This holiday season, Nintendo’s biggest title was Super Mario Maker, which came out way back in September. It looks shrewd in hindsight, but the company’s plan was always for Star Fox Zero to be its big holiday hit… until that delay came out of nowhere and pushed the project to April 2016 instead. The surprising news will eventually result in a better game, of course. But I have to wonder—did all the fan bellyaching about Star Fox Zero influence the decision to delay the game?



Star Fox Zero Delay: Nintendo Responding To The Fans?


When Star Fox Zero was fully unveiled at E3 2015, its reception was lukewarm at best from most quarters (not this one—I was and am wildly excited for Star Fox Zero). Part of that had to do with an overall lackluster E3 presentation, which had no major game announcements for Wii U. But other reasons were a little more specific. The Internet complained about the graphics, for instance. And that the gameplay looked very similar, a little too similar, to Star Fox 64—which I would say is entirely a good thing, but I’m a Star Fox fanboy in the end. The lack of multiplayer wasn’t well received either, and lots of people were still concerned about the controls.

Whether these reasons are valid or not, they definitely influenced the public discussion about Star Fox Zero. Everyone seemed pretty excited to be getting a new Star Fox game, but many people wanted a little more. And I wonder if that influenced Nintendo’s decision to delay the game. Nintendo isn’t stupid, and the company has gotten a lot better about listening to consumer feedback about its games. Just look at the evolving Super Mario Maker. Gamers complained, Nintendo listened.

Don’t think Nintendo wasn’t aware of the Star Fox Zero complaints. It was. And a new Gamespot interview with the lead developer at Platinum Games, which is coproducing the title, reveals some of what the delay aims to address—the visuals, the controls, the level design, the cut scenes. Based on the game’s website, we may even have gotten some online features out of the delay too. These changes align pretty closely with what gamers were upset about.

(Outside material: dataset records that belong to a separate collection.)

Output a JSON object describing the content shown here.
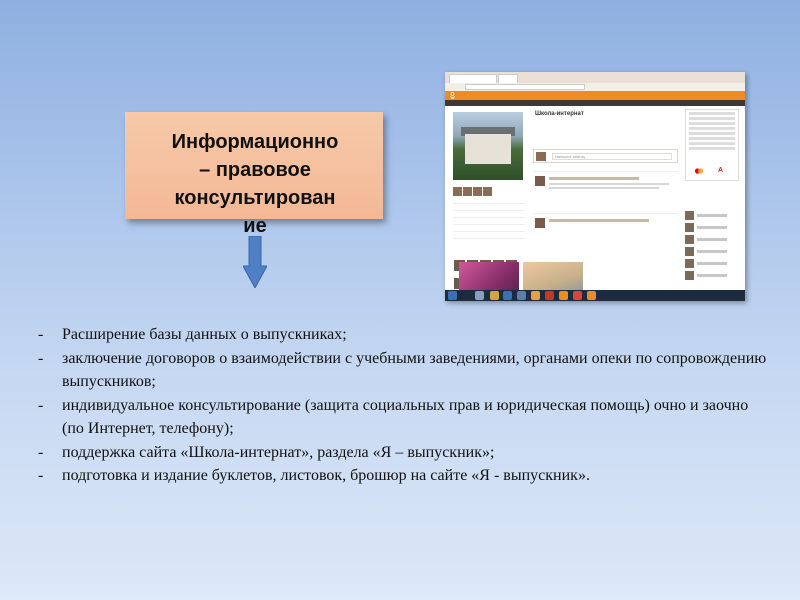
{
  "title": "Информационно\n– правовое\nконсультирован\nие",
  "bullets": [
    "Расширение базы данных о выпускниках;",
    "заключение договоров о взаимодействии с учебными заведениями, органами опеки по сопровождению выпускников;",
    "индивидуальное консультирование (защита социальных прав и юридическая помощь) очно  и заочно (по Интернет, телефону);",
    "поддержка сайта «Школа-интернат», раздела «Я – выпускник»;",
    "подготовка и издание буклетов, листовок, брошюр  на сайте «Я - выпускник»."
  ],
  "bullet_marker": "-",
  "screenshot": {
    "group_title": "Школа-интернат",
    "tabs": [
      "ОК",
      "Одноклассники"
    ],
    "post_placeholder": "Напишите заметку"
  },
  "colors": {
    "title_box": "#f3b896",
    "arrow": "#4f7fc4",
    "ok_orange": "#f08a24"
  },
  "icons": [
    "down-arrow-icon",
    "mastercard-logo-icon",
    "alfa-bank-logo-icon"
  ]
}
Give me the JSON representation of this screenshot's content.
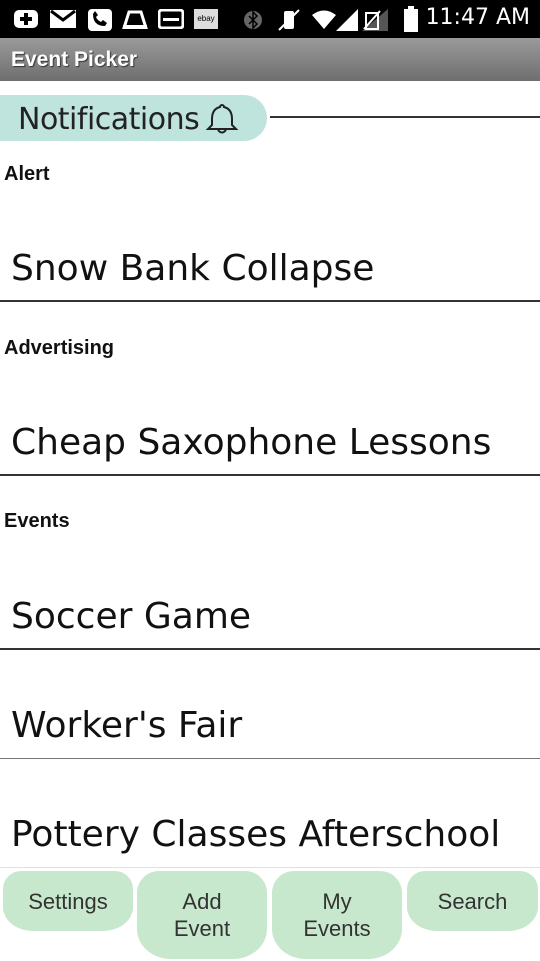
{
  "status_bar": {
    "time": "11:47 AM",
    "icons": [
      "plus-icon",
      "mail-icon",
      "voicemail-icon",
      "cloud-upload-icon",
      "inbox-icon",
      "ebay-icon",
      "bluetooth-icon",
      "vibrate-off-icon",
      "wifi-icon",
      "signal-icon",
      "no-sim-icon",
      "battery-icon"
    ],
    "ebay_label": "ebay"
  },
  "app": {
    "title": "Event Picker"
  },
  "header": {
    "label": "Notifications",
    "icon": "bell-icon",
    "accent": "#bfe3dd"
  },
  "sections": [
    {
      "title": "Alert",
      "items": [
        "Snow Bank Collapse"
      ]
    },
    {
      "title": "Advertising",
      "items": [
        "Cheap Saxophone Lessons"
      ]
    },
    {
      "title": "Events",
      "items": [
        "Soccer Game",
        "Worker's Fair",
        "Pottery Classes Afterschool"
      ]
    }
  ],
  "nav": {
    "accent": "#c7e8cc",
    "buttons": [
      {
        "label": "Settings"
      },
      {
        "label_line1": "Add",
        "label_line2": "Event"
      },
      {
        "label_line1": "My",
        "label_line2": "Events"
      },
      {
        "label": "Search"
      }
    ]
  }
}
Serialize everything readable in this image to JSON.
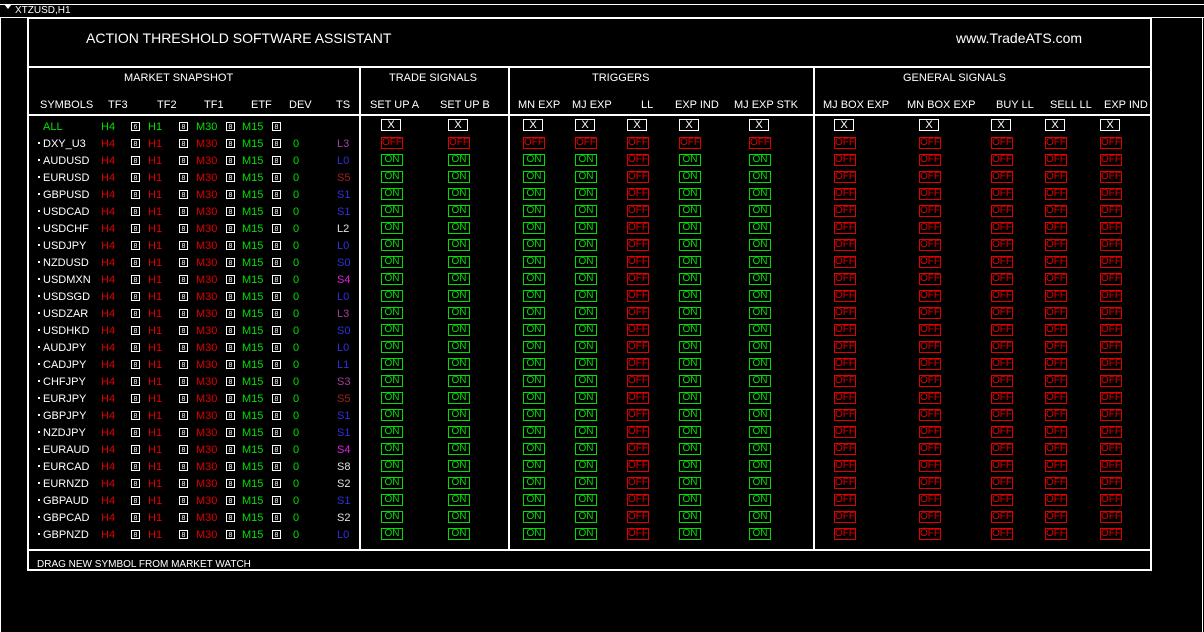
{
  "window": {
    "symbol_title": "XTZUSD,H1"
  },
  "header": {
    "title": "ACTION THRESHOLD SOFTWARE ASSISTANT",
    "site": "www.TradeATS.com"
  },
  "sections": {
    "market_snapshot": "MARKET SNAPSHOT",
    "trade_signals": "TRADE SIGNALS",
    "triggers": "TRIGGERS",
    "general_signals": "GENERAL SIGNALS"
  },
  "columns": [
    "SYMBOLS",
    "TF3",
    "TF2",
    "TF1",
    "ETF",
    "DEV",
    "TS",
    "SET UP A",
    "SET UP B",
    "MN EXP",
    "MJ EXP",
    "LL",
    "EXP IND",
    "MJ EXP STK",
    "MJ BOX EXP",
    "MN BOX EXP",
    "BUY LL",
    "SELL LL",
    "EXP IND"
  ],
  "all_row": {
    "label": "ALL",
    "tf3": "H4",
    "tf3_box": "6",
    "tf2": "H1",
    "tf2_box": "8",
    "tf1": "M30",
    "tf1_box": "8",
    "etf": "M15",
    "etf_box": "8",
    "x": "X"
  },
  "labels": {
    "tf3": "H4",
    "tf2": "H1",
    "tf1": "M30",
    "etf": "M15",
    "box": "8",
    "dev": "0",
    "on": "ON",
    "off": "OFF"
  },
  "rows": [
    {
      "symbol": "DXY_U3",
      "ts": "L3",
      "ts_color": "#a040a0",
      "state": "off"
    },
    {
      "symbol": "AUDUSD",
      "ts": "L0",
      "ts_color": "#3030e0",
      "state": "on"
    },
    {
      "symbol": "EURUSD",
      "ts": "S5",
      "ts_color": "#a02020",
      "state": "on"
    },
    {
      "symbol": "GBPUSD",
      "ts": "S1",
      "ts_color": "#3030e0",
      "state": "on"
    },
    {
      "symbol": "USDCAD",
      "ts": "S1",
      "ts_color": "#3030e0",
      "state": "on"
    },
    {
      "symbol": "USDCHF",
      "ts": "L2",
      "ts_color": "#e0e0e0",
      "state": "on"
    },
    {
      "symbol": "USDJPY",
      "ts": "L0",
      "ts_color": "#3030e0",
      "state": "on"
    },
    {
      "symbol": "NZDUSD",
      "ts": "S0",
      "ts_color": "#3030e0",
      "state": "on"
    },
    {
      "symbol": "USDMXN",
      "ts": "S4",
      "ts_color": "#e020e0",
      "state": "on"
    },
    {
      "symbol": "USDSGD",
      "ts": "L0",
      "ts_color": "#3030e0",
      "state": "on"
    },
    {
      "symbol": "USDZAR",
      "ts": "L3",
      "ts_color": "#a040a0",
      "state": "on"
    },
    {
      "symbol": "USDHKD",
      "ts": "S0",
      "ts_color": "#3030e0",
      "state": "on"
    },
    {
      "symbol": "AUDJPY",
      "ts": "L0",
      "ts_color": "#3030e0",
      "state": "on"
    },
    {
      "symbol": "CADJPY",
      "ts": "L1",
      "ts_color": "#3030e0",
      "state": "on"
    },
    {
      "symbol": "CHFJPY",
      "ts": "S3",
      "ts_color": "#a040a0",
      "state": "on"
    },
    {
      "symbol": "EURJPY",
      "ts": "S5",
      "ts_color": "#a02020",
      "state": "on"
    },
    {
      "symbol": "GBPJPY",
      "ts": "S1",
      "ts_color": "#3030e0",
      "state": "on"
    },
    {
      "symbol": "NZDJPY",
      "ts": "S1",
      "ts_color": "#3030e0",
      "state": "on"
    },
    {
      "symbol": "EURAUD",
      "ts": "S4",
      "ts_color": "#e020e0",
      "state": "on"
    },
    {
      "symbol": "EURCAD",
      "ts": "S8",
      "ts_color": "#e0e0e0",
      "state": "on"
    },
    {
      "symbol": "EURNZD",
      "ts": "S2",
      "ts_color": "#e0e0e0",
      "state": "on"
    },
    {
      "symbol": "GBPAUD",
      "ts": "S1",
      "ts_color": "#3030e0",
      "state": "on"
    },
    {
      "symbol": "GBPCAD",
      "ts": "S2",
      "ts_color": "#e0e0e0",
      "state": "on"
    },
    {
      "symbol": "GBPNZD",
      "ts": "L0",
      "ts_color": "#3030e0",
      "state": "on"
    }
  ],
  "footer": "DRAG NEW SYMBOL FROM MARKET WATCH"
}
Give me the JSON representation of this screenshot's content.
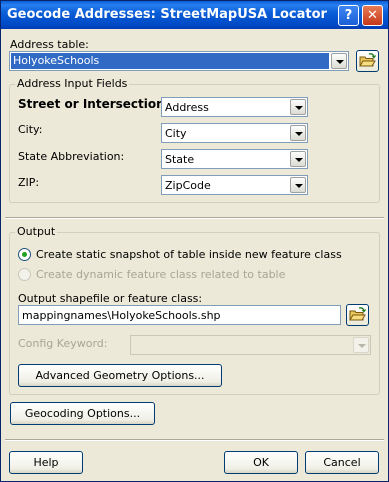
{
  "window": {
    "title": "Geocode Addresses:  StreetMapUSA Locator",
    "help_glyph": "?",
    "close_glyph": "✕"
  },
  "address_table": {
    "label": "Address table:",
    "value": "HolyokeSchools"
  },
  "input_fields": {
    "legend": "Address Input Fields",
    "rows": [
      {
        "label": "Street or Intersection:",
        "value": "Address"
      },
      {
        "label": "City:",
        "value": "City"
      },
      {
        "label": "State Abbreviation:",
        "value": "State"
      },
      {
        "label": "ZIP:",
        "value": "ZipCode"
      }
    ]
  },
  "output": {
    "legend": "Output",
    "option_static": "Create static snapshot of table inside new feature class",
    "option_dynamic": "Create dynamic feature class related to table",
    "shapefile_label": "Output shapefile or feature class:",
    "shapefile_value": "mappingnames\\HolyokeSchools.shp",
    "config_label": "Config Keyword:",
    "config_value": "",
    "advanced_button": "Advanced Geometry Options..."
  },
  "geocoding_button": "Geocoding Options...",
  "footer": {
    "help": "Help",
    "ok": "OK",
    "cancel": "Cancel"
  }
}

Nintendo marches to the beat of its own drum. I’m not saying the company caved to public pressure to change Star Fox Zero. I am saying the company saw the game wasn’t quite ready yet… and that the gaming public didn’t want a Star Fox game that wasn’t quite ready yet. And so it got a few more months for perfection, giving us even more reason to be excited. Nintendo listens… more than it ever did years ago. Star Fox Zero and all of us stand to benefit.